“The president unilaterally decided this,” Sununu said. “And again, making people choose between their livelihood and their job or getting the vaccine, all of that, it’s just the wrong approach. We want folks to get vaccinated. It works. But having this one size fits all with the swoop of a pen forcing it, that’s not good government, frankly.”
But, Sununu said, since the OSHA rule requiring vaccines hasn’t been written yet, states cannot yet file lawsuits challenging it. On Thursday, N.H. Attorney General John Formella was one of 24 state AGs nationwide who signed a letter threatening to sue the Biden administration if it does not walk back the announcement of the mandate.
“Your plan is disastrous and counterproductive,” the letter reads. “From a policy perspective, this edict is unlikely to win hearts and minds — it will simply drive further skepticism. And at least some Americans will simply leave the job market instead of complying. This will further strain an already-too-tight labor market, burdening companies and (therefore) threatening the jobs of even those who have received the vaccine.”
Nattila, the N.H. Ball Bearings spokeswoman, said the company will keep a close eye on that aspect of the vaccine mandate.
“Certainly we are hopeful that the forthcoming details from [federal officials] ... will not increase the difficulty in retaining and attracting talent in this extremely tight labor market,” she said. “Time will tell.”
And while local large employers await further clarity on the federal mandate, and legal challenges wait in the wings, several organizations in the Monadnock Region have already instituted their own COVID-19 vaccine mandates.
All three area hospitals — Cheshire Medical Center in Keene, Monadnock Community Hospital in Peterborough and Brattleboro Memorial Hospital — have implemented employee vaccine requirements.
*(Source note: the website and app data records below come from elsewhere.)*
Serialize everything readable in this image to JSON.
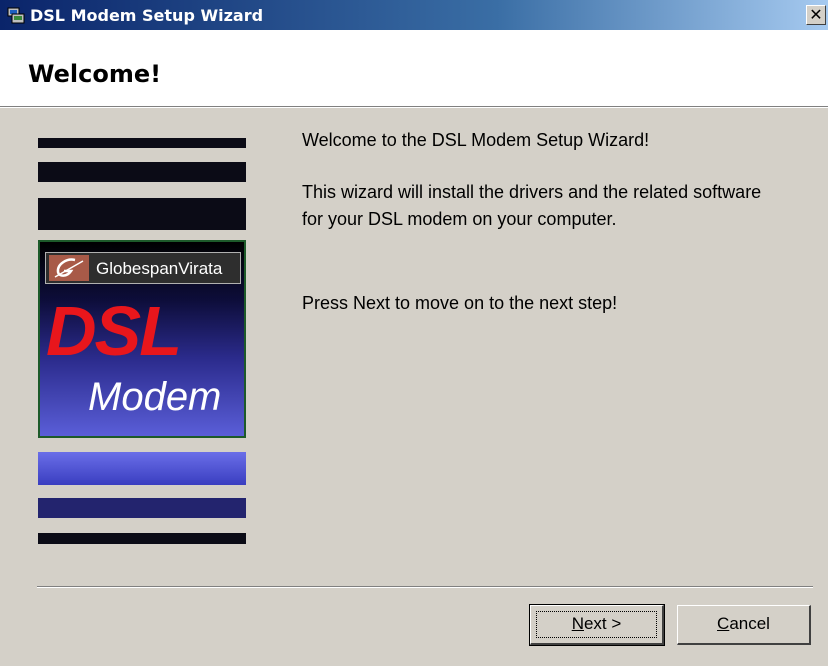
{
  "window": {
    "title": "DSL Modem Setup Wizard",
    "icon": "setup-computer-icon",
    "close_glyph": "✕"
  },
  "header": {
    "heading": "Welcome!"
  },
  "logo": {
    "brand": "GlobespanVirata",
    "product_line1": "DSL",
    "product_line2": "Modem",
    "colors": {
      "dsl_red": "#e8161c",
      "brand_mark": "#a85a48"
    }
  },
  "content": {
    "line1": "Welcome to the DSL Modem Setup Wizard!",
    "line2": "This wizard will install the drivers and the related software for your DSL modem on your computer.",
    "line3": "Press Next to move on to the next step!"
  },
  "buttons": {
    "next": {
      "accel": "N",
      "rest": "ext >"
    },
    "cancel": {
      "accel": "C",
      "rest": "ancel"
    }
  }
}
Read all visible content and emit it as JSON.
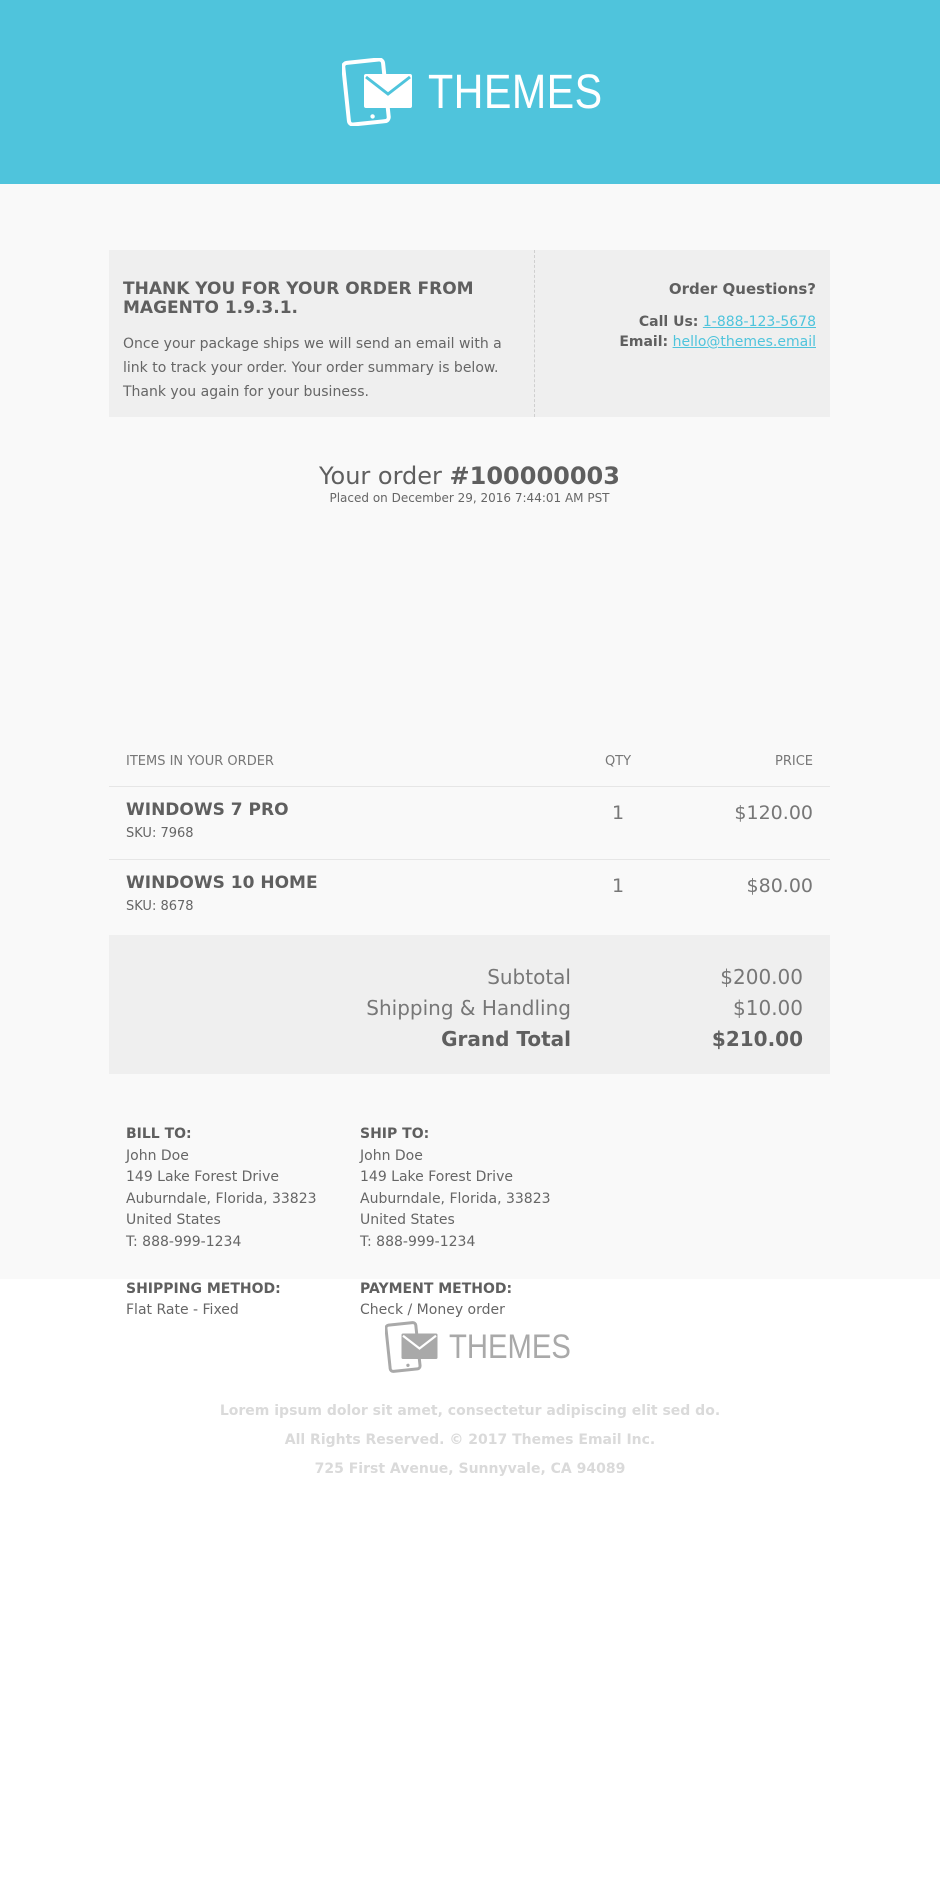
{
  "header": {
    "brand": "THEMES"
  },
  "thanks": {
    "title": "THANK YOU FOR YOUR ORDER FROM MAGENTO 1.9.3.1.",
    "body": "Once your package ships we will send an email with a link to track your order. Your order summary is below. Thank you again for your business.",
    "questions_title": "Order Questions?",
    "call_label": "Call Us:",
    "phone": "1-888-123-5678",
    "email_label": "Email:",
    "email": "hello@themes.email"
  },
  "order": {
    "prefix": "Your order",
    "number": "#100000003",
    "placed": "Placed on December 29, 2016 7:44:01 AM PST"
  },
  "items": {
    "headers": {
      "name": "ITEMS IN YOUR ORDER",
      "qty": "QTY",
      "price": "PRICE"
    },
    "rows": [
      {
        "name": "WINDOWS 7 PRO",
        "sku": "SKU: 7968",
        "qty": "1",
        "price": "$120.00"
      },
      {
        "name": "WINDOWS 10 HOME",
        "sku": "SKU: 8678",
        "qty": "1",
        "price": "$80.00"
      }
    ]
  },
  "totals": {
    "subtotal_label": "Subtotal",
    "subtotal": "$200.00",
    "shipping_label": "Shipping & Handling",
    "shipping": "$10.00",
    "grand_label": "Grand Total",
    "grand": "$210.00"
  },
  "billing": {
    "title": "BILL TO:",
    "name": "John Doe",
    "street": "149 Lake Forest Drive",
    "city": "Auburndale, Florida, 33823",
    "country": "United States",
    "phone": "T: 888-999-1234"
  },
  "shipping": {
    "title": "SHIP TO:",
    "name": "John Doe",
    "street": "149 Lake Forest Drive",
    "city": "Auburndale, Florida, 33823",
    "country": "United States",
    "phone": "T: 888-999-1234"
  },
  "methods": {
    "shipping_title": "SHIPPING METHOD:",
    "shipping_value": "Flat Rate - Fixed",
    "payment_title": "PAYMENT METHOD:",
    "payment_value": "Check / Money order"
  },
  "footer": {
    "brand": "THEMES",
    "line1": "Lorem ipsum dolor sit amet, consectetur adipiscing elit sed do.",
    "line2": "All Rights Reserved. © 2017 Themes Email Inc.",
    "line3": "725 First Avenue, Sunnyvale, CA 94089"
  },
  "colors": {
    "accent": "#4fc4dc",
    "panel": "#efefef",
    "background": "#f9f9f9"
  },
  "icons": {
    "logo": "tablet-envelope-icon"
  }
}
Genesis Healthcare — a Pennsylvania-based nursing home company with area locations in Keene, Winchester and Peterborough — also implemented its own mandate last month.
Franklin Pierce University, a private school that has about 1,200 students and 235 faculty and staff at its Rindge campus, is requiring all students and employees to be vaccinated against COVID-19.
Meanwhile, Keene State College — one of the city’s largest employers with about 600 workers — is not requiring vaccination this fall due to a new state law that makes it illegal to require a COVID-19 vaccine “in order to secure, receive, or access any public facility, any public benefit, or any public service from the state of New Hampshire,” including the state’s public schools.
But the college is still encouraging students and employees to get a coronavirus shot, and share their vaccination status with the school. As of Wednesday, 78 percent of Keene State faculty and staff and 62 percent of students have submitted proof of vaccination, college spokeswoman Kelly Ricaurte said, though those figures continue to grow.